(Source data)
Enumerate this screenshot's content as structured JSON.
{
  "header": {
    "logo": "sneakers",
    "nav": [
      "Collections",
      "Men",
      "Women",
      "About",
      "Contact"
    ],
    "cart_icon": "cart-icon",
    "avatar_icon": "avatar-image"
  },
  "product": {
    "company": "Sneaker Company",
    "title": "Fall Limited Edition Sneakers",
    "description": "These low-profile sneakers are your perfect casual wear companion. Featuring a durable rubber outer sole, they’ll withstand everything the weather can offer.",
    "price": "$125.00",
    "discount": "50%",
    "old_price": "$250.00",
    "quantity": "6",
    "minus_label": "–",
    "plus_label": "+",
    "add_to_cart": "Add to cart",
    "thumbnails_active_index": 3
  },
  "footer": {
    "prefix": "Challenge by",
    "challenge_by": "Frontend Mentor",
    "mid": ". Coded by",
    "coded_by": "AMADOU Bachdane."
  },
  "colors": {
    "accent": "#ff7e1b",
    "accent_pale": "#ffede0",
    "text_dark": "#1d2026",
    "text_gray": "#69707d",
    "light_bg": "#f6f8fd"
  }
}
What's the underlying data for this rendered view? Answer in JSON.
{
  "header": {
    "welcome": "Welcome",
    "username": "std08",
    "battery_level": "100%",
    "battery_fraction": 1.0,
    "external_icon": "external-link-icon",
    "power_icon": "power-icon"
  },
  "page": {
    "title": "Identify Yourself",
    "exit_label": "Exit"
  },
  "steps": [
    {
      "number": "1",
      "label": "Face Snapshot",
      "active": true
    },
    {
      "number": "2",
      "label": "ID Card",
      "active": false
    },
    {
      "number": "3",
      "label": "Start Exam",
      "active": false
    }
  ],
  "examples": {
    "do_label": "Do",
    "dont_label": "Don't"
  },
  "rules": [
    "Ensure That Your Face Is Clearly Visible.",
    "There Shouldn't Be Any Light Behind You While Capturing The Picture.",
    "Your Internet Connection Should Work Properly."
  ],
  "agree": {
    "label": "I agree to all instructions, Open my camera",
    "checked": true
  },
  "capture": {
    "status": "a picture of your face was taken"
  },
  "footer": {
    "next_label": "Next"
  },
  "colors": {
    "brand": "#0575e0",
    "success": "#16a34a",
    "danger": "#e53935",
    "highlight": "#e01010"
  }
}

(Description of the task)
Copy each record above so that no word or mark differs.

(Completed exercise)
Enumerate this screenshot's content as structured JSON.
{
  "header": {
    "logo": "sneakers",
    "nav": [
      "Collections",
      "Men",
      "Women",
      "About",
      "Contact"
    ],
    "cart_icon": "cart-icon",
    "avatar_icon": "avatar-image"
  },
  "product": {
    "company": "Sneaker Company",
    "title": "Fall Limited Edition Sneakers",
    "description": "These low-profile sneakers are your perfect casual wear companion. Featuring a durable rubber outer sole, they’ll withstand everything the weather can offer.",
    "price": "$125.00",
    "discount": "50%",
    "old_price": "$250.00",
    "quantity": "6",
    "minus_label": "–",
    "plus_label": "+",
    "add_to_cart": "Add to cart",
    "thumbnails_active_index": 3
  },
  "footer": {
    "prefix": "Challenge by",
    "challenge_by": "Frontend Mentor",
    "mid": ". Coded by",
    "coded_by": "AMADOU Bachdane."
  },
  "colors": {
    "accent": "#ff7e1b",
    "accent_pale": "#ffede0",
    "text_dark": "#1d2026",
    "text_gray": "#69707d",
    "light_bg": "#f6f8fd"
  }
}
What's the underlying data for this rendered view? Answer in JSON.
{
  "header": {
    "welcome": "Welcome",
    "username": "std08",
    "battery_level": "100%",
    "battery_fraction": 1.0,
    "external_icon": "external-link-icon",
    "power_icon": "power-icon"
  },
  "page": {
    "title": "Identify Yourself",
    "exit_label": "Exit"
  },
  "steps": [
    {
      "number": "1",
      "label": "Face Snapshot",
      "active": true
    },
    {
      "number": "2",
      "label": "ID Card",
      "active": false
    },
    {
      "number": "3",
      "label": "Start Exam",
      "active": false
    }
  ],
  "examples": {
    "do_label": "Do",
    "dont_label": "Don't"
  },
  "rules": [
    "Ensure That Your Face Is Clearly Visible.",
    "There Shouldn't Be Any Light Behind You While Capturing The Picture.",
    "Your Internet Connection Should Work Properly."
  ],
  "agree": {
    "label": "I agree to all instructions, Open my camera",
    "checked": true
  },
  "capture": {
    "status": "a picture of your face was taken"
  },
  "footer": {
    "next_label": "Next"
  },
  "colors": {
    "brand": "#0575e0",
    "success": "#16a34a",
    "danger": "#e53935",
    "highlight": "#e01010"
  }
}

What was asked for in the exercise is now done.